Interface dataset entries
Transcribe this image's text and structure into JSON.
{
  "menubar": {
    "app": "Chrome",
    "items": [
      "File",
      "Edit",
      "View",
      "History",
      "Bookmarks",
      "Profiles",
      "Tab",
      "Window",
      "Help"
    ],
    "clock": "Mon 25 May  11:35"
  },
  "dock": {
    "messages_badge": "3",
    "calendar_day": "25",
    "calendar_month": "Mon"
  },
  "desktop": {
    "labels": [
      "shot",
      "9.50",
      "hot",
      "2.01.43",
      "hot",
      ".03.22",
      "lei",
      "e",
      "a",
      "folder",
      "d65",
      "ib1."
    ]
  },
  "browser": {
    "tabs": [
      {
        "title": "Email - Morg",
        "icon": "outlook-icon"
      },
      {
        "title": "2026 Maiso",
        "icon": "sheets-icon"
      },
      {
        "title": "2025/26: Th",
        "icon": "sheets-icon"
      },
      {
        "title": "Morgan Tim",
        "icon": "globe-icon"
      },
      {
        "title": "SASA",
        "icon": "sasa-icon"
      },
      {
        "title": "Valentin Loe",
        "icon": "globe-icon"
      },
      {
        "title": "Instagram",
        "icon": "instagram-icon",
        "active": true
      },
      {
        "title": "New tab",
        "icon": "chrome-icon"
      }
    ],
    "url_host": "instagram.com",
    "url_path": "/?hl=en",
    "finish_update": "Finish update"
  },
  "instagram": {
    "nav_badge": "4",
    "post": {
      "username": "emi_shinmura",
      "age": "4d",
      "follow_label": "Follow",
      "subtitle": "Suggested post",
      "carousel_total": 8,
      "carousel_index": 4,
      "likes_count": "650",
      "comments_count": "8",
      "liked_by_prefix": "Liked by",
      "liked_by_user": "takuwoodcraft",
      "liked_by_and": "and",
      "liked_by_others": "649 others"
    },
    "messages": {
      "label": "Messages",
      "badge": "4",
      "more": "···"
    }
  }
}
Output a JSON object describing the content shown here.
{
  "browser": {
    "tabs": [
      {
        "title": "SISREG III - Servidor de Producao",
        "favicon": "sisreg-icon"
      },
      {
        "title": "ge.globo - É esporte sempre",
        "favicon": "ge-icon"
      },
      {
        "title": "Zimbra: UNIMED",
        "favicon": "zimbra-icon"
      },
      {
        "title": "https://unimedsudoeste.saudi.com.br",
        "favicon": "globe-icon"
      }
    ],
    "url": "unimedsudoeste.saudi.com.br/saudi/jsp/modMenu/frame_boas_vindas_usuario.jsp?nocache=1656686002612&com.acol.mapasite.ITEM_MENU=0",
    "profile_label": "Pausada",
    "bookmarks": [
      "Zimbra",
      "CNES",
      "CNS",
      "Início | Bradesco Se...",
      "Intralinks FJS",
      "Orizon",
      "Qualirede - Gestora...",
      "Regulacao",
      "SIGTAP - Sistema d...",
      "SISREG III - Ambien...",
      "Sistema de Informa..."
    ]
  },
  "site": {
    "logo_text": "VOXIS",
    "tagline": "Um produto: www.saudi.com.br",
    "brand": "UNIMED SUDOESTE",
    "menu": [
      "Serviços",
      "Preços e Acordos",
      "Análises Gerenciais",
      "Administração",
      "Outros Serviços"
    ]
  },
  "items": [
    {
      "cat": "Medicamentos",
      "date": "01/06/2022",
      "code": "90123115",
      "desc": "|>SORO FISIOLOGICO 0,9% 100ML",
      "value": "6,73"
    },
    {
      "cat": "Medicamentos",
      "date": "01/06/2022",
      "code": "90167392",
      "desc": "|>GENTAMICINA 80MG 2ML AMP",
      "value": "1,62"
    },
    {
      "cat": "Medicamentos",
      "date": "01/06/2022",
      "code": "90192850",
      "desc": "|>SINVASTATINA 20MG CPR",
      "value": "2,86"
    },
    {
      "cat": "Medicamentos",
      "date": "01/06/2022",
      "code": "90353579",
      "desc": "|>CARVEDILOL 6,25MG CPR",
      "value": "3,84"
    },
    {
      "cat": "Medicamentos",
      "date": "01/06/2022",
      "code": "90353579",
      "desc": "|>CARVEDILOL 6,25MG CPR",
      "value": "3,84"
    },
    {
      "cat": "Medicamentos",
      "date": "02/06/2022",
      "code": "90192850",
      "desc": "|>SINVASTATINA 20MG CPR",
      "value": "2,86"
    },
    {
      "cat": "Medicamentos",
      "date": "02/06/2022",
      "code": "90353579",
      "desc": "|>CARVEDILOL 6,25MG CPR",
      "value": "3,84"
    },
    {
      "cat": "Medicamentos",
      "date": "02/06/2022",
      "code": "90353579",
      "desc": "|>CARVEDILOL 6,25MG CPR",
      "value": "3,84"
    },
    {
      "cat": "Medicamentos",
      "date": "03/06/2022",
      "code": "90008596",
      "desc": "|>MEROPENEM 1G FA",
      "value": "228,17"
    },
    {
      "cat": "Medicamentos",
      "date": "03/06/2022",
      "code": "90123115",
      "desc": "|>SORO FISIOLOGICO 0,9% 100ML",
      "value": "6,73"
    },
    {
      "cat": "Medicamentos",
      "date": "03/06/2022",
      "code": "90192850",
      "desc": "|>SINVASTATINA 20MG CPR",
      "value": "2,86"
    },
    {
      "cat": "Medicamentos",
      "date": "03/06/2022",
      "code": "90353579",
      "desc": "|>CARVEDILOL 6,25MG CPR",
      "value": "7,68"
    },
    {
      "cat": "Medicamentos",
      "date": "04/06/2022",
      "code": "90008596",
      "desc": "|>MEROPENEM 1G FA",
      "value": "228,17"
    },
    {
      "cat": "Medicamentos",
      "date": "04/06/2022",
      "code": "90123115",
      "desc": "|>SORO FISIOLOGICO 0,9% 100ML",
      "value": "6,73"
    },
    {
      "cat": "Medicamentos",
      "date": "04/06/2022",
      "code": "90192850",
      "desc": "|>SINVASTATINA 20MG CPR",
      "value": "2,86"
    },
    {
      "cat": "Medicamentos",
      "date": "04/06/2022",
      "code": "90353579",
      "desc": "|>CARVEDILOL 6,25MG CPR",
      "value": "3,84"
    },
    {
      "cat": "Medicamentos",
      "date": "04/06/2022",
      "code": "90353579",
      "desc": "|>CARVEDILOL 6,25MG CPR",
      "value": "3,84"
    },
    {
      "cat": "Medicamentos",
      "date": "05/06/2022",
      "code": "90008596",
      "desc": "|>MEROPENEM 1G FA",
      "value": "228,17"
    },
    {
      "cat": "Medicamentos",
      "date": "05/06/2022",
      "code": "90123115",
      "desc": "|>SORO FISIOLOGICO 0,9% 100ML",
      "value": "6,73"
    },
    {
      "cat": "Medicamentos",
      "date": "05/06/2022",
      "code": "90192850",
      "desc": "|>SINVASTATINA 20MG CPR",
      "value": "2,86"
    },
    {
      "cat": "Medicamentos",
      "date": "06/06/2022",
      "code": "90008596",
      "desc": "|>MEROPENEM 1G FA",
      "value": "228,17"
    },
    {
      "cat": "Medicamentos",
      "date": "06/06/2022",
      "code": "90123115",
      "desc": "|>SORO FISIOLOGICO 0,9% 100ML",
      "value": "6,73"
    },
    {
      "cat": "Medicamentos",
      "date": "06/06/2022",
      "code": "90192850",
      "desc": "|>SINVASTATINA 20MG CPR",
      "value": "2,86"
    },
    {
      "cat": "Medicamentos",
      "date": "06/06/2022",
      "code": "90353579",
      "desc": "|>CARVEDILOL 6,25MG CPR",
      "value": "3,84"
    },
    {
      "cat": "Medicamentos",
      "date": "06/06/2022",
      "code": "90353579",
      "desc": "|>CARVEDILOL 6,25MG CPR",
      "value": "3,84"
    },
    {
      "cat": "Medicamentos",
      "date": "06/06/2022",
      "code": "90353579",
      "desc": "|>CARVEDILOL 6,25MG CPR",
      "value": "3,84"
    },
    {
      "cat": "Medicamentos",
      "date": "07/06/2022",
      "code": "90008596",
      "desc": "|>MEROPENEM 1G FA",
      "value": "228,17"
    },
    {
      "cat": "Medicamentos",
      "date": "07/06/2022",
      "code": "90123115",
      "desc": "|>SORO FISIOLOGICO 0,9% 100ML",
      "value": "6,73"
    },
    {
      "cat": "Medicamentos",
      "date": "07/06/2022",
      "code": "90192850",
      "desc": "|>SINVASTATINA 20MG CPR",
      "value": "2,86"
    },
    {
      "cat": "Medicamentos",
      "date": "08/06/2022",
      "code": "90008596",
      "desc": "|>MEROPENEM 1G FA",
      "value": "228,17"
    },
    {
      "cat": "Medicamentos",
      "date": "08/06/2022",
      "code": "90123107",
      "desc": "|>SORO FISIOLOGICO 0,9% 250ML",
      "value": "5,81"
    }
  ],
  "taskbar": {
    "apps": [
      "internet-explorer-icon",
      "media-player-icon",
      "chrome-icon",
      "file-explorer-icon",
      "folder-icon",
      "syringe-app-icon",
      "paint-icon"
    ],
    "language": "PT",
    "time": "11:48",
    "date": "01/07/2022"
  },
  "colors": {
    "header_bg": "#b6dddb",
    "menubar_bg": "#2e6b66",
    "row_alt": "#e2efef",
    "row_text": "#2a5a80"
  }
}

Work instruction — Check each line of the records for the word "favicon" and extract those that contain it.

Response to this task —
        "favicon": "sisreg-icon"
        "favicon": "ge-icon"
        "favicon": "zimbra-icon"
        "favicon": "globe-icon"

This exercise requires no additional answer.